The caviar and crème fraiche cure was deliciously creamy with little bubbles of roe that popped yet more fishiness into your mouth.
The lemon and garlic cure was the most herring-y of the lot and none the worse for it. But any more than two small pieces and you'd start to feel like a seal.
The blackcurrant cure tasted like cassis making it a bit like having a fishy glass of Kir Royale! But our favourite was the mustard and whisky variety which recently won Sweden's best pickled herring award!
Feeling like engorged whales we waddled out to the jetty for some fresh air and a James Bond-esque stint on their sauna boat. Sadly it was moored so we didn't get a chance for a 15 knot sauna and a drink at the bar… but a 20 minute blast at 85'c followed by an icy shower was a fine alternative that left us feeling purged and blissfully relaxed.
As we walked back to the lounge we admired the stylish floating hotel which is the only one of its type in Sweden. Apparently they've built a lobster reef with the rubble generated from the construction and are installing a mussel filtration until underneath the pontoon. It's just another example of how they've managed to balance luxury, their environmental principles and a commitment to the wonderful fruits of this very special stretch of coastline.
We couldn't have had a more quintessentially Swedish experience. 12 types of cured fish, a floating sauna and enough Sven look-a-likes to manage all of England's deluded and cash rich non-Premier league football clubs. If you are keen to visit, then take a look at the special deal that starts in January where you can enjoy a lazy Sunday like we did and stay in the floating hotel (like we didn't) for a reduced rate.

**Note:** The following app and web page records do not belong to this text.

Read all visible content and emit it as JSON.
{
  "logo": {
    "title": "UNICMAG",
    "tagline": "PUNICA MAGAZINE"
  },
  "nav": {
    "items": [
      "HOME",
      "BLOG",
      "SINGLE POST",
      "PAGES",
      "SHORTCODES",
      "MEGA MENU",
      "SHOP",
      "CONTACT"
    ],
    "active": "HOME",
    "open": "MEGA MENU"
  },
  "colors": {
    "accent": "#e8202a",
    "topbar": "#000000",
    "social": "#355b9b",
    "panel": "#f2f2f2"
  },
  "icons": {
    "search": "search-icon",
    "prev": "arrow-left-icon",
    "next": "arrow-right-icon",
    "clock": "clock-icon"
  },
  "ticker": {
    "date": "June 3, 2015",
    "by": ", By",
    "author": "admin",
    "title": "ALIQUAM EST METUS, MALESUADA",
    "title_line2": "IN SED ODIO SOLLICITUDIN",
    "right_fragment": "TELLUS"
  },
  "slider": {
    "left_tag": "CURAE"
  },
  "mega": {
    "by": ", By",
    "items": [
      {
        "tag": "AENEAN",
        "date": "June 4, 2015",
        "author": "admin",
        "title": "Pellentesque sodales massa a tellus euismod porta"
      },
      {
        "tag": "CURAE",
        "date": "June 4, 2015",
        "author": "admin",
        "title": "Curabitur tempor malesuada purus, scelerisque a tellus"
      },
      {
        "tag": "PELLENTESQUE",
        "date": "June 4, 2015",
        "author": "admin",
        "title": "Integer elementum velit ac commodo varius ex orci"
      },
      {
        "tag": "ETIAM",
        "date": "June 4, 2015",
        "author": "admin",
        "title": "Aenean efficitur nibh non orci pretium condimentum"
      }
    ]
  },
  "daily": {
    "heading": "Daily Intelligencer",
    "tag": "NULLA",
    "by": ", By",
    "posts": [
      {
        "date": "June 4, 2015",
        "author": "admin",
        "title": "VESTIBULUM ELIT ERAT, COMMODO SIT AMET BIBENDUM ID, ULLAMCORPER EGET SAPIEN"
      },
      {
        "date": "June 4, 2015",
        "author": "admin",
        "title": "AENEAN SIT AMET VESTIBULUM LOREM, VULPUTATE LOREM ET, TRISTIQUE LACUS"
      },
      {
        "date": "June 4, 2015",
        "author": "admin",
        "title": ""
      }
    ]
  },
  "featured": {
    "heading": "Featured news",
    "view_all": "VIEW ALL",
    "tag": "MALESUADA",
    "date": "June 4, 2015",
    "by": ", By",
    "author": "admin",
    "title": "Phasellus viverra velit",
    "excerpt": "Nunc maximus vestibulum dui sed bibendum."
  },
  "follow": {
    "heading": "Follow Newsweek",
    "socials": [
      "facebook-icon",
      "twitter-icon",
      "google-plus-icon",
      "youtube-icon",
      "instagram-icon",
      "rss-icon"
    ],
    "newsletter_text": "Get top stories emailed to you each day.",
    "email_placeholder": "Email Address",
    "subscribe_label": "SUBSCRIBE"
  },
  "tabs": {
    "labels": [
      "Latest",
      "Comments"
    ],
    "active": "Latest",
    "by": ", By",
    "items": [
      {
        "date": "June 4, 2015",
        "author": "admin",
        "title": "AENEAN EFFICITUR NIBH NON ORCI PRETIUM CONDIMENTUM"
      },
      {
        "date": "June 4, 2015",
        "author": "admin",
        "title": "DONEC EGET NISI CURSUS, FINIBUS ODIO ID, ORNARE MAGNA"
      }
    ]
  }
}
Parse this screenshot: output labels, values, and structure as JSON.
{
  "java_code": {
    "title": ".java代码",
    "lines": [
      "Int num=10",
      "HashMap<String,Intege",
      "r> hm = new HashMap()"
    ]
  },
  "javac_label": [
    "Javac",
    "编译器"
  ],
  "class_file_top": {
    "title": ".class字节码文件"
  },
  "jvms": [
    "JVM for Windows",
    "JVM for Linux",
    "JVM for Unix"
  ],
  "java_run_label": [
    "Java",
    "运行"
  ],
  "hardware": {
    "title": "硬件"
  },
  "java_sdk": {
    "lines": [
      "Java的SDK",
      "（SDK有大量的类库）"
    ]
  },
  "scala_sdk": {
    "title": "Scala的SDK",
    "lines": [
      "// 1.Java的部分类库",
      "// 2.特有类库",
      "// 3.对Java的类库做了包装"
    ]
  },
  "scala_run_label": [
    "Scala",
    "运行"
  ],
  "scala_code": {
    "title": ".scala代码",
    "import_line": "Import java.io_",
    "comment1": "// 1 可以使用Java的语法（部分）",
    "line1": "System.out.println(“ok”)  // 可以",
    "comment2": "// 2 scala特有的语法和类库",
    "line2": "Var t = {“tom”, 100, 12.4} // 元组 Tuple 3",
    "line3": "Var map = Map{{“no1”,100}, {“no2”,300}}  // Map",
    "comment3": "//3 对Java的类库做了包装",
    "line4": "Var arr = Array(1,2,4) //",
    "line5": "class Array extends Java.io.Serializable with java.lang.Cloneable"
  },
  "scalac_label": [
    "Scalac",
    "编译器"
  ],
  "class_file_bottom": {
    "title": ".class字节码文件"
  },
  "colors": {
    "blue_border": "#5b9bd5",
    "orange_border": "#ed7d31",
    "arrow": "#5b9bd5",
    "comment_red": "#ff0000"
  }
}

Or if you visit in the summer then we've heard it's fun to cycle around the island on the hotel's complementary bikes. Or better still, pay the Astol Rokeri (smokery) a visit on the island of Astol which can you reach from Ronnang harbour. They have a reputation for serving the finest smoked fish on the West Coast and for looking after their guests like long lost friends. I'm looking forward to it already.
Many thanks to the West Coast of Sweden Tourist Board for laying on this excellent experience.